(Data about app and page elements)
*** Begin section ***

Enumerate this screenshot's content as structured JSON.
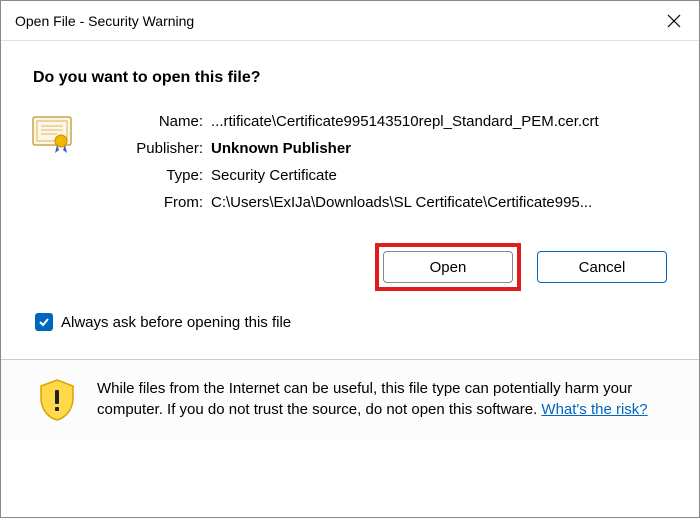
{
  "titlebar": {
    "title": "Open File - Security Warning"
  },
  "question": "Do you want to open this file?",
  "fields": {
    "name_label": "Name:",
    "name_value": "...rtificate\\Certificate995143510repl_Standard_PEM.cer.crt",
    "publisher_label": "Publisher:",
    "publisher_value": "Unknown Publisher",
    "type_label": "Type:",
    "type_value": "Security Certificate",
    "from_label": "From:",
    "from_value": "C:\\Users\\ExIJa\\Downloads\\SL Certificate\\Certificate995..."
  },
  "buttons": {
    "open": "Open",
    "cancel": "Cancel"
  },
  "checkbox": {
    "label": "Always ask before opening this file",
    "checked": true
  },
  "footer": {
    "text_before": "While files from the Internet can be useful, this file type can potentially harm your computer. If you do not trust the source, do not open this software. ",
    "link": "What's the risk?"
  }
}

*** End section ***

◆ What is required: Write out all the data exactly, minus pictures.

◆ Task response:
Enumerate this screenshot's content as structured JSON.
{
  "titlebar": {
    "title": "Open File - Security Warning"
  },
  "question": "Do you want to open this file?",
  "fields": {
    "name_label": "Name:",
    "name_value": "...rtificate\\Certificate995143510repl_Standard_PEM.cer.crt",
    "publisher_label": "Publisher:",
    "publisher_value": "Unknown Publisher",
    "type_label": "Type:",
    "type_value": "Security Certificate",
    "from_label": "From:",
    "from_value": "C:\\Users\\ExIJa\\Downloads\\SL Certificate\\Certificate995..."
  },
  "buttons": {
    "open": "Open",
    "cancel": "Cancel"
  },
  "checkbox": {
    "label": "Always ask before opening this file",
    "checked": true
  },
  "footer": {
    "text_before": "While files from the Internet can be useful, this file type can potentially harm your computer. If you do not trust the source, do not open this software. ",
    "link": "What's the risk?"
  }
}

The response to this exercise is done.